● What you are asked to do: Down to the last line, retype each line of the entries exactly, starting with the one that contains "Read all visible content and emit it as JSON.".

● Source material:
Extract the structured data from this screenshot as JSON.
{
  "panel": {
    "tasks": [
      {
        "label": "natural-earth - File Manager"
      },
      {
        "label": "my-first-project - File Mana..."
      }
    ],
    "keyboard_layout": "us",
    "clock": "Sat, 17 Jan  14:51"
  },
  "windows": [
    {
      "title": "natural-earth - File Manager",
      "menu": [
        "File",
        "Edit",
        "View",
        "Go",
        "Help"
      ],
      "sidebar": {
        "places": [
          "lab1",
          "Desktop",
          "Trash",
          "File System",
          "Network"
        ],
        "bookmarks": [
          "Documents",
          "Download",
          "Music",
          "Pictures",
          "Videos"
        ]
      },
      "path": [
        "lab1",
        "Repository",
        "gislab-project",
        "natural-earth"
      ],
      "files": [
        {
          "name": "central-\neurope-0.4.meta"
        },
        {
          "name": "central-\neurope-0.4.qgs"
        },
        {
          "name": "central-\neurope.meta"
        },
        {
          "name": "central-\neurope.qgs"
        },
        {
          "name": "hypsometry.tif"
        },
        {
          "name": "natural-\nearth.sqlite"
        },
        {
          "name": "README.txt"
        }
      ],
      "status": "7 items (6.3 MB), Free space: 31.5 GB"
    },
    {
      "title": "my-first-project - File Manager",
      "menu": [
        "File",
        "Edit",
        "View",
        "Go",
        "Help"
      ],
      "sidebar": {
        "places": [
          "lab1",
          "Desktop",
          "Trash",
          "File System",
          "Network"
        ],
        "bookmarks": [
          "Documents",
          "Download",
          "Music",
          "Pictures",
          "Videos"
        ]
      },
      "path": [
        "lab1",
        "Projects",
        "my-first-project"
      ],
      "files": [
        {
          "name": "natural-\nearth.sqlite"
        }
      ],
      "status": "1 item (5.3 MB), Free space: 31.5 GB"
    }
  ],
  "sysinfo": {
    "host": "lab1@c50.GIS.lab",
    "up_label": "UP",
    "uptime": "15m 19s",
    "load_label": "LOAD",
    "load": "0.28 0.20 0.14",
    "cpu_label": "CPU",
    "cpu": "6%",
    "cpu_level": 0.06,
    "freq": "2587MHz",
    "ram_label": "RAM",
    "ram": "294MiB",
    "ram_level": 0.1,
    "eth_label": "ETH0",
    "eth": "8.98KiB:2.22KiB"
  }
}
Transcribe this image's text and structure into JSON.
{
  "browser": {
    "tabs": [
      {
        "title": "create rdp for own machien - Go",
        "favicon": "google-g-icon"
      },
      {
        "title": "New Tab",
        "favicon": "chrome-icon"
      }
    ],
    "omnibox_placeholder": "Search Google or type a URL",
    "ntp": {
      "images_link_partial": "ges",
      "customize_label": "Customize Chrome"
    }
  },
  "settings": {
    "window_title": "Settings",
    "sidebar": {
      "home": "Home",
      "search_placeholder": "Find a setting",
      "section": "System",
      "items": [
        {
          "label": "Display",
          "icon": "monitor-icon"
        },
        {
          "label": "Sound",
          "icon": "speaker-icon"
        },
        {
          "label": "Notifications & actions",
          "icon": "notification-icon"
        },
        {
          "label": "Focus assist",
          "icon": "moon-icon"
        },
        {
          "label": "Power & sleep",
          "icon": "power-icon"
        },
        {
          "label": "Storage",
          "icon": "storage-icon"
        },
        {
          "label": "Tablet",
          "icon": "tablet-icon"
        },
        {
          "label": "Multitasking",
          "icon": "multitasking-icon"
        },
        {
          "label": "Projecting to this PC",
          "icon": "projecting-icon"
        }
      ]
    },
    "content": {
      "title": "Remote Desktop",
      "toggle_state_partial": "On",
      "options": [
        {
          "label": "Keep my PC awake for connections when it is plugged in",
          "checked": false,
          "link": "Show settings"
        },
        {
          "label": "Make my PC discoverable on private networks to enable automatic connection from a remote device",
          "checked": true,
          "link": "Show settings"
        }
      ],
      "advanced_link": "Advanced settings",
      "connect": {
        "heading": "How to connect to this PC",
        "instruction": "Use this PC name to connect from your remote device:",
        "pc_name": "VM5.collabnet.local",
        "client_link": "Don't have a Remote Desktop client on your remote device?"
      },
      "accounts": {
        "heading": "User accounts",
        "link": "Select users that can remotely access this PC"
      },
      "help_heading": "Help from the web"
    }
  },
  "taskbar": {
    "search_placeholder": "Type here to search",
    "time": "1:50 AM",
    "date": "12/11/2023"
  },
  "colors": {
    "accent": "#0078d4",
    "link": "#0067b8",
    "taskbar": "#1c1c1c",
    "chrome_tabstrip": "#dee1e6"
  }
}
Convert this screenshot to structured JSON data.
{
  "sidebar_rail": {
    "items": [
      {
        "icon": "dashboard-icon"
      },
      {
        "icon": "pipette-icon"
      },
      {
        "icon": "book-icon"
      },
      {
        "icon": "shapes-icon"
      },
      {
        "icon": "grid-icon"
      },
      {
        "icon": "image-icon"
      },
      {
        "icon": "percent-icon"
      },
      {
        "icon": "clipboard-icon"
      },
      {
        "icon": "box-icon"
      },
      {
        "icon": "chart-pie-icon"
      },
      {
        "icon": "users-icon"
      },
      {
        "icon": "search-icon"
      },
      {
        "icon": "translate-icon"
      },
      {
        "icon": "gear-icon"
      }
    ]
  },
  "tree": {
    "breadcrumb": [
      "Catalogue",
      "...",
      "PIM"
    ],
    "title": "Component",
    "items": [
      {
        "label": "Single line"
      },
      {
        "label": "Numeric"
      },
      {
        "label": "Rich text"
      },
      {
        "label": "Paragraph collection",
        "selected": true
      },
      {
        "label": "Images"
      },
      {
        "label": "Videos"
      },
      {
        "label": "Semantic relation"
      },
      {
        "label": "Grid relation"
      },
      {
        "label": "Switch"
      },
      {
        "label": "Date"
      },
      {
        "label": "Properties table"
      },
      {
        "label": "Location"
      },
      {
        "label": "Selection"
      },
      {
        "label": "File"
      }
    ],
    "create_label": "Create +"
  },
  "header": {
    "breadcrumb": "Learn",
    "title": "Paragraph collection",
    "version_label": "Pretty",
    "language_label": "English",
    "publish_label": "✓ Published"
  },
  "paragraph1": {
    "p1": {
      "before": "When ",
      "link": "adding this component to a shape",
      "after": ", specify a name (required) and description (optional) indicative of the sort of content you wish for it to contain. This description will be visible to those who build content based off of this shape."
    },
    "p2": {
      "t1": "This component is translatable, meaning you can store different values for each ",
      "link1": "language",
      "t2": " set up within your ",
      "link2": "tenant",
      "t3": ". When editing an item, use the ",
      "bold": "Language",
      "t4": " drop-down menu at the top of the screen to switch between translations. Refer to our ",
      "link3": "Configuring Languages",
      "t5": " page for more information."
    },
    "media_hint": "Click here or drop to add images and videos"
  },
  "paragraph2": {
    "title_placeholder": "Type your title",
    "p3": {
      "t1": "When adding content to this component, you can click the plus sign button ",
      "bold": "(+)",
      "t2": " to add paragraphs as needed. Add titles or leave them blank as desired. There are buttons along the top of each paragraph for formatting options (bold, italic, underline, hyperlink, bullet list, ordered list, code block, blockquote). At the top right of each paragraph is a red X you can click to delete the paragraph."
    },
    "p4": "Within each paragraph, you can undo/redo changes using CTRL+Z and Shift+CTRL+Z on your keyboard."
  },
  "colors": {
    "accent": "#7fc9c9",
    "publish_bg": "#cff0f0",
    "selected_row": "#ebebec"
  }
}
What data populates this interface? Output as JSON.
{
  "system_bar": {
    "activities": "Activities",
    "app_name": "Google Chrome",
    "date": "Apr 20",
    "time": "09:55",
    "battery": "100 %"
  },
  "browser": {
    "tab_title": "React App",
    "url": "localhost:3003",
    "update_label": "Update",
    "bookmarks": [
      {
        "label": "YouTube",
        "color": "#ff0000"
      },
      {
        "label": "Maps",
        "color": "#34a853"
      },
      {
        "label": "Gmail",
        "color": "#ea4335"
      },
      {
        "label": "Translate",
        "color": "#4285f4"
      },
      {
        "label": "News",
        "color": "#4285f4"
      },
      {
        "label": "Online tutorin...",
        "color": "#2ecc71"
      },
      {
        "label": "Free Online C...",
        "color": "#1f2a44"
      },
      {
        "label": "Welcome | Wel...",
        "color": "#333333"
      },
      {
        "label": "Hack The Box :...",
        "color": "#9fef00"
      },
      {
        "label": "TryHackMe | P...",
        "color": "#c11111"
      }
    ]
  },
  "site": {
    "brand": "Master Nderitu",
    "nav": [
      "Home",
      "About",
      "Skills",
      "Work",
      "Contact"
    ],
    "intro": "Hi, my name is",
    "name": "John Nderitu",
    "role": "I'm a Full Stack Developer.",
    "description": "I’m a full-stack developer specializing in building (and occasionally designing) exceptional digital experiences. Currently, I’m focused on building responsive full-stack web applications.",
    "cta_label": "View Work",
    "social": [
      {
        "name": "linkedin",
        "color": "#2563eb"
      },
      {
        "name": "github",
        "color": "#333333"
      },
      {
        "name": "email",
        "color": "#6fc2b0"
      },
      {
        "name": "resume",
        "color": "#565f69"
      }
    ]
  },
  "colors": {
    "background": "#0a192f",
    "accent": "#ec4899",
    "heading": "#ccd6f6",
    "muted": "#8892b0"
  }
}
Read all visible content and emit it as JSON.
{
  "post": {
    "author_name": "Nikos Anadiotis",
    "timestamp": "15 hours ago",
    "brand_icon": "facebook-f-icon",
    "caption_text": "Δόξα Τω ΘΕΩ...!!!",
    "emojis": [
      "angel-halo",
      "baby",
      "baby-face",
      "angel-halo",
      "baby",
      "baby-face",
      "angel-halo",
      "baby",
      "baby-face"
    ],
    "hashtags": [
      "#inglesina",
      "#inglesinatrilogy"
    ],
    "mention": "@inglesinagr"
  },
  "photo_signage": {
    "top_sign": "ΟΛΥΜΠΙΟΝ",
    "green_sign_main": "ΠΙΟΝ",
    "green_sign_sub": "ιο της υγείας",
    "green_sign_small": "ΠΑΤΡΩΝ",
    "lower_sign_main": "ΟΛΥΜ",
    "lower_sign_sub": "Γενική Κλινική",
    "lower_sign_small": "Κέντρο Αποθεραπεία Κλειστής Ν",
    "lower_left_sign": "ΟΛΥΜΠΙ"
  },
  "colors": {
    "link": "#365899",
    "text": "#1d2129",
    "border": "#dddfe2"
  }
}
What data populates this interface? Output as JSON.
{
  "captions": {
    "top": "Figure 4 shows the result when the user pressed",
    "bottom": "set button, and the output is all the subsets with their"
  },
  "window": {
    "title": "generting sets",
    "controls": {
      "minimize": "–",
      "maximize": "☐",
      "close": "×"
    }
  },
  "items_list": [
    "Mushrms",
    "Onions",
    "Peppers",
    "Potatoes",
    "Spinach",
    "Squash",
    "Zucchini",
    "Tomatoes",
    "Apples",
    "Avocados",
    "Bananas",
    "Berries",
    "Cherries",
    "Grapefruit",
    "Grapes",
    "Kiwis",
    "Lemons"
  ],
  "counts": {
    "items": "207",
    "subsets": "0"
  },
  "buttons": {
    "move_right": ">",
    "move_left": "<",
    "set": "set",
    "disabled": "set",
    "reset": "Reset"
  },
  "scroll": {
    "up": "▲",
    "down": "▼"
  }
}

● Your response:
Read all visible content and emit it as JSON.
{
  "post": {
    "author_name": "Nikos Anadiotis",
    "timestamp": "15 hours ago",
    "brand_icon": "facebook-f-icon",
    "caption_text": "Δόξα Τω ΘΕΩ...!!!",
    "emojis": [
      "angel-halo",
      "baby",
      "baby-face",
      "angel-halo",
      "baby",
      "baby-face",
      "angel-halo",
      "baby",
      "baby-face"
    ],
    "hashtags": [
      "#inglesina",
      "#inglesinatrilogy"
    ],
    "mention": "@inglesinagr"
  },
  "photo_signage": {
    "top_sign": "ΟΛΥΜΠΙΟΝ",
    "green_sign_main": "ΠΙΟΝ",
    "green_sign_sub": "ιο της υγείας",
    "green_sign_small": "ΠΑΤΡΩΝ",
    "lower_sign_main": "ΟΛΥΜ",
    "lower_sign_sub": "Γενική Κλινική",
    "lower_sign_small": "Κέντρο Αποθεραπεία Κλειστής Ν",
    "lower_left_sign": "ΟΛΥΜΠΙ"
  },
  "colors": {
    "link": "#365899",
    "text": "#1d2129",
    "border": "#dddfe2"
  }
}
What data populates this interface? Output as JSON.
{
  "captions": {
    "top": "Figure 4 shows the result when the user pressed",
    "bottom": "set button, and the output is all the subsets with their"
  },
  "window": {
    "title": "generting sets",
    "controls": {
      "minimize": "–",
      "maximize": "☐",
      "close": "×"
    }
  },
  "items_list": [
    "Mushrms",
    "Onions",
    "Peppers",
    "Potatoes",
    "Spinach",
    "Squash",
    "Zucchini",
    "Tomatoes",
    "Apples",
    "Avocados",
    "Bananas",
    "Berries",
    "Cherries",
    "Grapefruit",
    "Grapes",
    "Kiwis",
    "Lemons"
  ],
  "counts": {
    "items": "207",
    "subsets": "0"
  },
  "buttons": {
    "move_right": ">",
    "move_left": "<",
    "set": "set",
    "disabled": "set",
    "reset": "Reset"
  },
  "scroll": {
    "up": "▲",
    "down": "▼"
  }
}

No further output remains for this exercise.